What to work on
Word for word, restate the data that follows, omitting the images.

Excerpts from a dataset
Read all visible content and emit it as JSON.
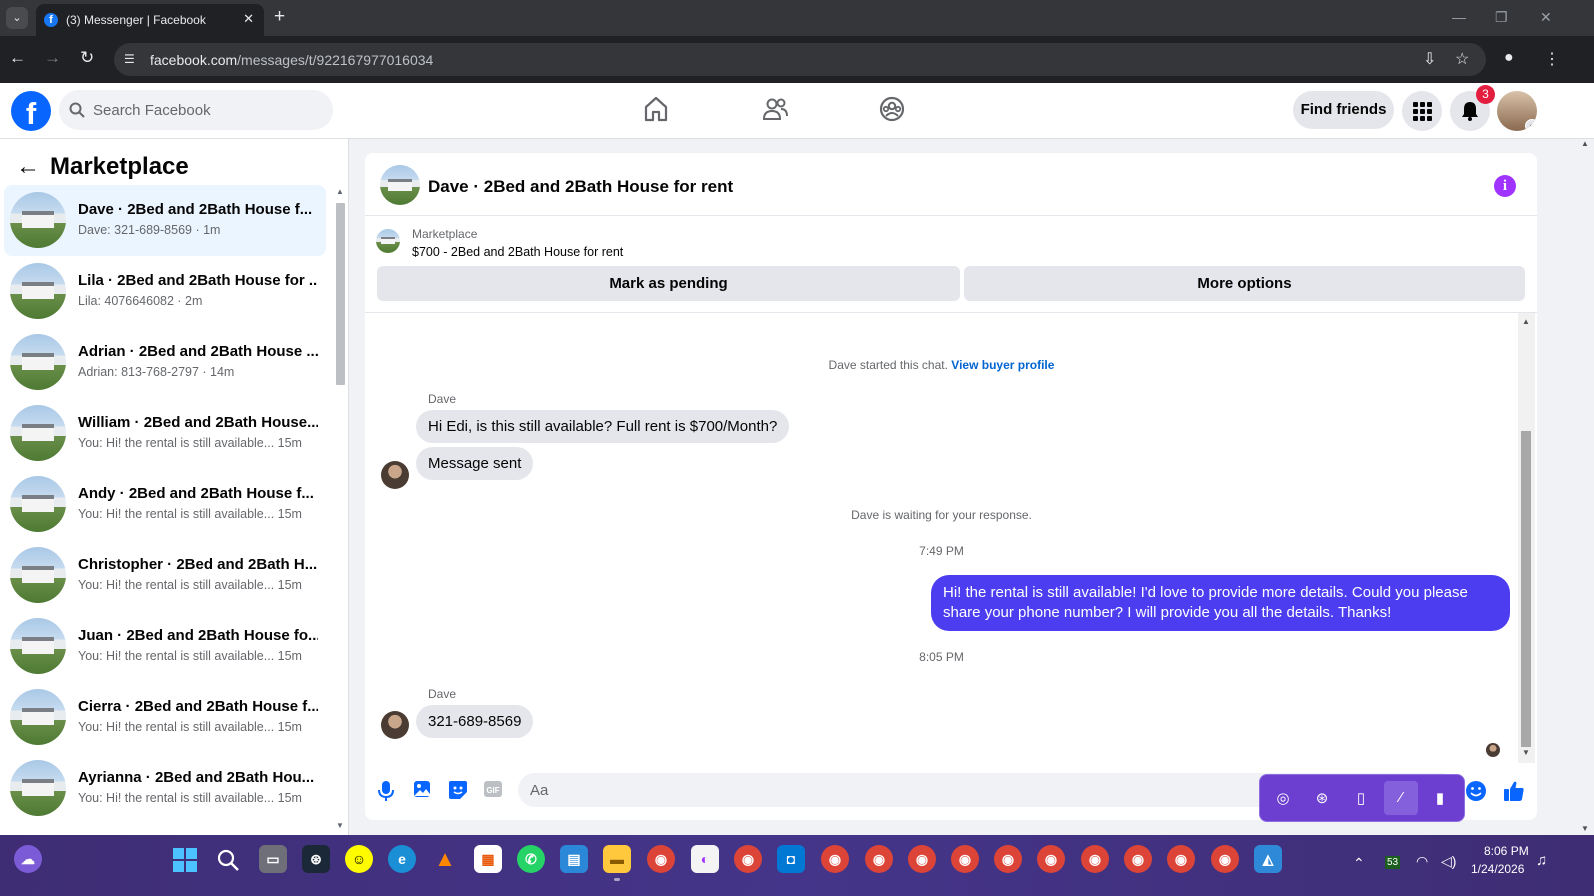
{
  "browser": {
    "tab_title": "(3) Messenger | Facebook",
    "url_domain": "facebook.com",
    "url_path": "/messages/t/922167977016034"
  },
  "header": {
    "search_placeholder": "Search Facebook",
    "find_friends": "Find friends",
    "notification_count": "3"
  },
  "sidebar": {
    "title": "Marketplace",
    "conversations": [
      {
        "name": "Dave · 2Bed and 2Bath House f...",
        "snippet": "Dave: 321-689-8569 · 1m"
      },
      {
        "name": "Lila · 2Bed and 2Bath House for ...",
        "snippet": "Lila: 4076646082 · 2m"
      },
      {
        "name": "Adrian · 2Bed and 2Bath House ...",
        "snippet": "Adrian: 813-768-2797 · 14m"
      },
      {
        "name": "William · 2Bed and 2Bath House...",
        "snippet": "You: Hi! the rental is still available... 15m"
      },
      {
        "name": "Andy · 2Bed and 2Bath House f...",
        "snippet": "You: Hi! the rental is still available... 15m"
      },
      {
        "name": "Christopher · 2Bed and 2Bath H...",
        "snippet": "You: Hi! the rental is still available... 15m"
      },
      {
        "name": "Juan · 2Bed and 2Bath House fo...",
        "snippet": "You: Hi! the rental is still available... 15m"
      },
      {
        "name": "Cierra · 2Bed and 2Bath House f...",
        "snippet": "You: Hi! the rental is still available... 15m"
      },
      {
        "name": "Ayrianna · 2Bed and 2Bath Hou...",
        "snippet": "You: Hi! the rental is still available... 15m"
      }
    ]
  },
  "chat": {
    "title": "Dave · 2Bed and 2Bath House for rent",
    "marketplace_label": "Marketplace",
    "listing": "$700 - 2Bed and 2Bath House for rent",
    "mark_pending": "Mark as pending",
    "more_options": "More options",
    "started_text": "Dave started this chat.",
    "view_profile": "View buyer profile",
    "sender": "Dave",
    "msg1": "Hi Edi, is this still available?  Full rent is $700/Month?",
    "msg2": "Message sent",
    "waiting": "Dave is waiting for your response.",
    "time1": "7:49 PM",
    "reply": "Hi! the rental is still available! I'd love to provide more details. Could you please share your phone number? I will provide you all the details. Thanks!",
    "time2": "8:05 PM",
    "msg3": "321-689-8569",
    "composer_placeholder": "Aa"
  },
  "taskbar": {
    "time": "8:06 PM",
    "date": "1/24/2026",
    "tray_badge": "53"
  }
}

Result below
Read all visible content and emit it as JSON.
{
  "browser": {
    "tab_title": "(3) Messenger | Facebook",
    "url_domain": "facebook.com",
    "url_path": "/messages/t/922167977016034"
  },
  "header": {
    "search_placeholder": "Search Facebook",
    "find_friends": "Find friends",
    "notification_count": "3"
  },
  "sidebar": {
    "title": "Marketplace",
    "conversations": [
      {
        "name": "Dave · 2Bed and 2Bath House f...",
        "snippet": "Dave: 321-689-8569 · 1m"
      },
      {
        "name": "Lila · 2Bed and 2Bath House for ...",
        "snippet": "Lila: 4076646082 · 2m"
      },
      {
        "name": "Adrian · 2Bed and 2Bath House ...",
        "snippet": "Adrian: 813-768-2797 · 14m"
      },
      {
        "name": "William · 2Bed and 2Bath House...",
        "snippet": "You: Hi! the rental is still available... 15m"
      },
      {
        "name": "Andy · 2Bed and 2Bath House f...",
        "snippet": "You: Hi! the rental is still available... 15m"
      },
      {
        "name": "Christopher · 2Bed and 2Bath H...",
        "snippet": "You: Hi! the rental is still available... 15m"
      },
      {
        "name": "Juan · 2Bed and 2Bath House fo...",
        "snippet": "You: Hi! the rental is still available... 15m"
      },
      {
        "name": "Cierra · 2Bed and 2Bath House f...",
        "snippet": "You: Hi! the rental is still available... 15m"
      },
      {
        "name": "Ayrianna · 2Bed and 2Bath Hou...",
        "snippet": "You: Hi! the rental is still available... 15m"
      }
    ]
  },
  "chat": {
    "title": "Dave · 2Bed and 2Bath House for rent",
    "marketplace_label": "Marketplace",
    "listing": "$700 - 2Bed and 2Bath House for rent",
    "mark_pending": "Mark as pending",
    "more_options": "More options",
    "started_text": "Dave started this chat.",
    "view_profile": "View buyer profile",
    "sender": "Dave",
    "msg1": "Hi Edi, is this still available?  Full rent is $700/Month?",
    "msg2": "Message sent",
    "waiting": "Dave is waiting for your response.",
    "time1": "7:49 PM",
    "reply": "Hi! the rental is still available! I'd love to provide more details. Could you please share your phone number? I will provide you all the details. Thanks!",
    "time2": "8:05 PM",
    "msg3": "321-689-8569",
    "composer_placeholder": "Aa"
  },
  "taskbar": {
    "time": "8:06 PM",
    "date": "1/24/2026",
    "tray_badge": "53"
  }
}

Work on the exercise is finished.